Craftsbury’s lead runner, sophomore Charlie Kehler, went out with the chase pack. The Vermont D-III champion trailed Thornton-Sherman and Krebs by three to four seconds at the one-mile mark. Misfortune struck when a sharp rock from the gravel trail kicked up and lodged in the opening at the back of his running shoe. The rock cut into Kehler’s sockless foot near the Achilles tendon area, making for an uncomfortable remainder of the race. Kehler persevered to place 152nd in 17:54.
Matt Califano and Cormac Leahy ran together for much of the race. Califano surged in the final kilometer to finish 180th in 18:17. Leahy, running in his third New England Championship race, placed 200th in 18:27. Silas Hunt ran a steady pace to finish 229th in 18:56. The solid effort was the second-fastest 5k time of his first cross country season.

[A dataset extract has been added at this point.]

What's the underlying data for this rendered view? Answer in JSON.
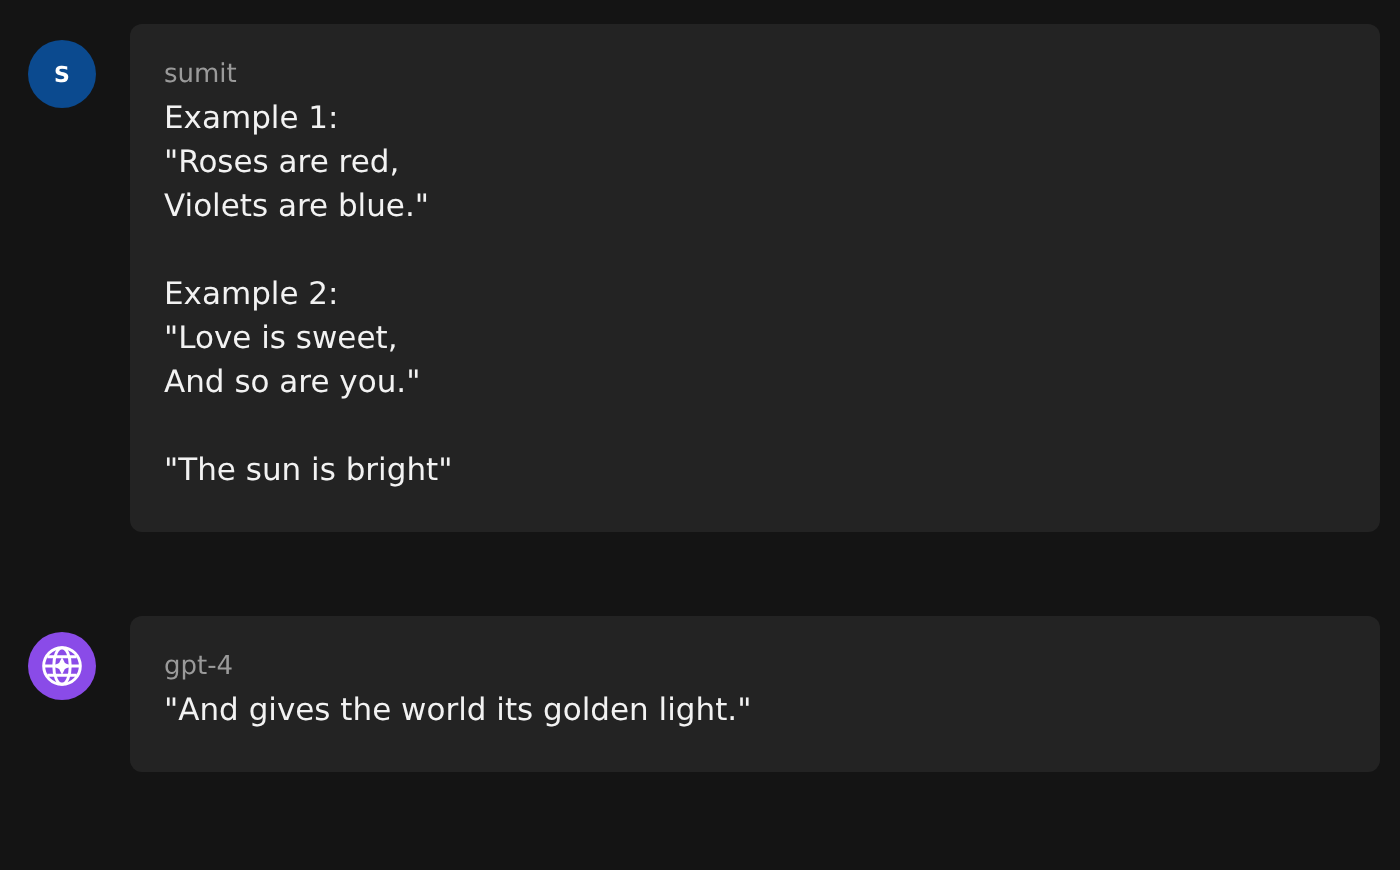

Senior Linden Stelma-Leonard rounded out the Chargers squad. Craftsbury’s team captain ran his fastest 5k of the 2022 season at the New England Championships. He finished in 20:26.
Summing up the Season
At its core, cross country is an endeavor of growth and resilience. Student-athletes set team goals and achieve personal bests, while facing challenges and sometimes disappointments.
U-32 senior Sargent Burns summed up his high school cross country career with a reflection on the New England Championships and optimism for the road ahead.
“Individually, I dealt with adversity in training this season, so I am pleased with the effort and the result of my final cross country race,” Burns said. “I love to compete at the high level of New Englands with so many fast kids from Connecticut, New Hampshire, Rhode Island, and Maine, because the races are always physical, unrelenting, and fun. Saturday was no exception. However, I didn’t achieve my goals for this cross country season, so I can’t help but feel unsatisfied. I’m extra motivated to train hard over the winter and spring to achieve my goal times on the track and hopefully challenge some school records.”